Less than two years ago, Bank of America selected Sallie Krawcheck, a veteran of both Sanford Bernstein and Citigroup, as the new head of its global wealth and investment management group, which had just come to include Merrill Lynch.
“I am excited that Sallie Krawcheck has agreed to join our company,” said then-BofA Chairman and CEO Ken Lewis, in an August 2009 press release. “She is acknowledged to be one of the premier executives in the wealth-management industry. Her experience and perspective will lead that business to the next level.” Lewis’ statement now seems to have been prescient.
Before leading BofA-Merrill’s wealth-management group – which now includes some 15,700 Merrill Lynch advisors, roughly 1,500 U.S. Trust advisors and about 3,100 other client-facing professionals – Krawcheck (left) was CEO of global wealth management at Citigroup, which included Smith Barney, the Citi Private Bank and also the Citi equity research division. She has also served as chief financial officer of Citigroup.
Prior to her work for Citi, she was chairman and chief executive officer of Sanford C. Bernstein & Co., Inc., and an executive vice president of Bernstein’s parent company, Alliance Capital Management.
When Krawcheck was brought on board in the second quarter of 2009, BofA reported that it had 15,008 advisors in its Merrill Lynch and legacy BofA wealth-management operations, down from 15,822 at the end of the first quarter of ’09. Total client balances were about $1.8 trillion.
Today, assets under management are about $2.2 trillion, and the number of Merrill advisors has expanded by nearly 700 from when Krawcheck was hired.
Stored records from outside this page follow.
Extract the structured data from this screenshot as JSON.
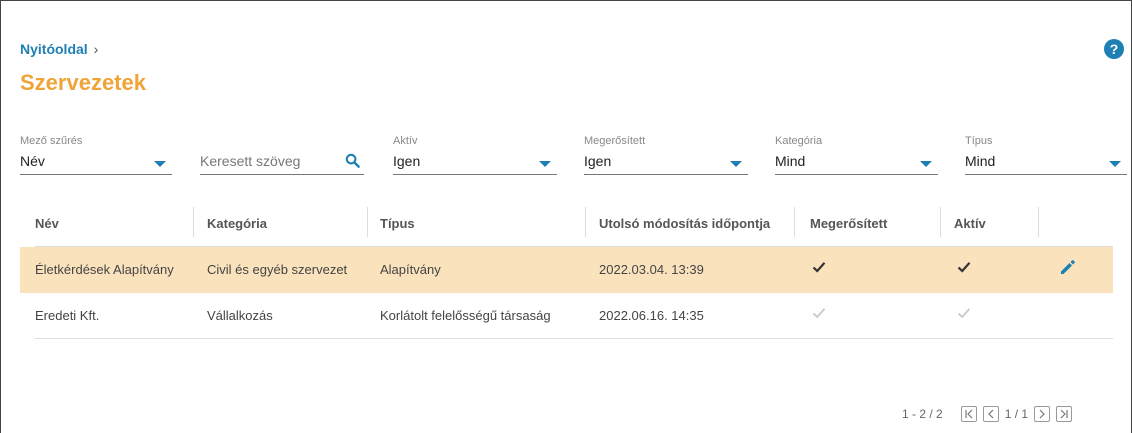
{
  "breadcrumb": {
    "home": "Nyitóoldal",
    "separator": "›"
  },
  "page": {
    "title": "Szervezetek",
    "help": "?"
  },
  "filters": {
    "field": {
      "label": "Mező szűrés",
      "value": "Név"
    },
    "search": {
      "placeholder": "Keresett szöveg"
    },
    "active": {
      "label": "Aktív",
      "value": "Igen"
    },
    "confirmed": {
      "label": "Megerősített",
      "value": "Igen"
    },
    "category": {
      "label": "Kategória",
      "value": "Mind"
    },
    "type": {
      "label": "Típus",
      "value": "Mind"
    }
  },
  "table": {
    "headers": [
      "Név",
      "Kategória",
      "Típus",
      "Utolsó módosítás időpontja",
      "Megerősített",
      "Aktív"
    ],
    "rows": [
      {
        "name": "Életkérdések Alapítvány",
        "category": "Civil és egyéb szervezet",
        "type": "Alapítvány",
        "modified": "2022.03.04. 13:39",
        "confirmed": true,
        "active": true
      },
      {
        "name": "Eredeti Kft.",
        "category": "Vállalkozás",
        "type": "Korlátolt felelősségű társaság",
        "modified": "2022.06.16. 14:35",
        "confirmed": false,
        "active": false
      }
    ]
  },
  "pagination": {
    "range": "1 - 2 / 2",
    "page": "1 / 1"
  },
  "colors": {
    "accent": "#1d7fb3",
    "title": "#f0a437",
    "selected_row": "#fae2bd"
  }
}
Such growth gives Krawcheck powerful ammunition when it comes to debunking what she says are “myths” about the wealth management industry – that advisors and clients are abandoning the wirehouse model.
In comments at the Investment Company Institute (ICI) annual conference in Washington, D.C., on May 5, she said, “At Merrill Lynch, the client attrition rate is in the low single digits, a level that most firms would publish as a point of pride.” She also pointed out that Merrill Lynch’s advisors’ relationships with clients, “have endured, on average, 13 years, and one in four client relationships is 20-plus years in duration.”
In her paid and multiple volunteer positions, Krawcheck works to boost both the financial literacy of women and the number of women advisors. “Many people are surprised to learn that women hold more than half the nation’s wealth, comprise more than half of the workforce, are increasingly entrepreneurial, and women are also out-living men by an average of five to seven years,” she said at the recent ICI event.
In mid-June Merrill Lynch Wealth Management hosted a webinar titled “Women & Retirement” that featured Krawcheck. “Planning is hard – it’s no fun, and it’s painful, not relaxing,” explained Krawcheck during the June 16 event. “We love all of our clients equally,” she added later in the discussion, “but women tend to have relationships that last longer with an advisor.”
(Note: Melanie Waddell contributed to this article.)